MEK Iran: 1988 Massacre Survivors
The People’s Mujahedin of Iran (PMOI / MEK Iran) was the target of a fatwa issued by the then Supreme Leader, Ruhollah Khomeini, declaring dissenters guilty of “enmity against God” and deserving of death. Tehran formed death commissions in prisons, and within months, they had carried out an estimated 30,000 executions.
Raisi principal offenders of the massacre
President Ebrahim Raisi, who was recently sworn in, is thought to be one of the principal offenders of the massacre. In the summer of 1988, he was only 21 years old.
Raisi became a notorious member of the “death commission” that oversaw the execution of political prisoners of which the majority of them, were MEK members.
His expertise, according to a political prisoner, was his absolute commitment to supporting the Supreme Leader and his corrupt system at all costs.
Seyyed Hossein Seyyed Ahmadi
Seyyed Hossein Seyyed Ahmadi gave his testimony as a relative of the victims of the tragedy. According to Ahmadi, “Two of my brothers were executed in the 1988 massacre. My older brother Seyyed Mohsen Seyyed Ahmadi and my other brother Seyyed Mohammad Seyyed Ahmadi.
Seyyed Mohsen was executed in Gohardasht Prison in Karaj. And Seyyed Mohammad was executed in Evin Prison.
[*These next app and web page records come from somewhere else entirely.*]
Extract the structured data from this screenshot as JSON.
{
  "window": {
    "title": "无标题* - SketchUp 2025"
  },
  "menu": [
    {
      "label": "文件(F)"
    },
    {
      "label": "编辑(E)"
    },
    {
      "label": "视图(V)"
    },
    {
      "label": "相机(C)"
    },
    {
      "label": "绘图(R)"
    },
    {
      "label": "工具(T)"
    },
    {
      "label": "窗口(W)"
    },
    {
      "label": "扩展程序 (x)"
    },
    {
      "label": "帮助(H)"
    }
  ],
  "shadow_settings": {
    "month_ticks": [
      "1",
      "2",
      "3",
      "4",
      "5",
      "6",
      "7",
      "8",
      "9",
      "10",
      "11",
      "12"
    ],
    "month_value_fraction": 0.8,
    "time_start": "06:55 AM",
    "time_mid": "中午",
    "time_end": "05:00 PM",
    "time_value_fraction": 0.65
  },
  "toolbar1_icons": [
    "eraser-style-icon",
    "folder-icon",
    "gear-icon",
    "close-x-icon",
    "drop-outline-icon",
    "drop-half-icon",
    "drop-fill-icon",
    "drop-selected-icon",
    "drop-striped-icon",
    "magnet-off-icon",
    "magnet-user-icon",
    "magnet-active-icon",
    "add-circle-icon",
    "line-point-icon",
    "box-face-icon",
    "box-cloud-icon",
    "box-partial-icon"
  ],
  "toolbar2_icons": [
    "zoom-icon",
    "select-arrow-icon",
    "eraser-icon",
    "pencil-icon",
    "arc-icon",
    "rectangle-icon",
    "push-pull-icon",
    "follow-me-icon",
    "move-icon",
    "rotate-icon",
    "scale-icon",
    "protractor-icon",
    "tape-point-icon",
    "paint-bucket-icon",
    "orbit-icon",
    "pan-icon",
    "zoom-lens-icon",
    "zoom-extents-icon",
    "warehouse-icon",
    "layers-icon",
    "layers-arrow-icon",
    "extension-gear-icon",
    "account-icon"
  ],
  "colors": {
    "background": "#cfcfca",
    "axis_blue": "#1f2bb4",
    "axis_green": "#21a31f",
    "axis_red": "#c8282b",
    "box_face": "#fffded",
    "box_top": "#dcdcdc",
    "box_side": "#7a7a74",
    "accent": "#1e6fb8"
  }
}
They were both executed in 1988. They were part of the first group that was executed on July 30, 1988, by henchmen without even having a trial.”
MEK is the most serious threat to the clerical regime
The Mojahedin organization maintained its structure after the leadership and hierarchy of all Islamic Republic opposition groups were dissolved, making it the most serious threat to the clerical regime.
As a result of this, inmates claiming to be MEK supporters were subjected to severe torture and were held in deplorable conditions.
After they were executed, the regime buried the prisoners in secret mass graves and their families were prohibited to organise funerals.
None of the MEK martyrs’ bodies were given to their families
“I wanted to mention a point about the pressures on our family after they refused to hand over the bodies of these martyrs. This was not confined to our family. None of the Mojahedin-e-Khalq martyrs’ bodies were given to their families.
For a long time, my parents would visit various prisons and authorities, demanding to at least receive the bodies of these martyrs. But the regime did not do this.” Ahmadi said.
Burial sites of the massacre
Burial sites of the massacre have been identified in at least 36 cities, and it is unknown how many has the regime destroyed since their discovery.
The US and Amnesty International released reports in 2017 that detailed the destruction of the martyrs’ graves.
The destruction of this evidence threatened to prevent the regime from being held fully accountable for the death toll of the massacre.
Graves of these martyrs
“In relation to the location of the graves of these martyrs, to the extent that we know and pursued information, the regime did not reveal a specific place.” He concluded.
“But mothers made efforts subsequently and found out that Gohardasht and Evin prisoners were buried in Khavaran Cemetery.”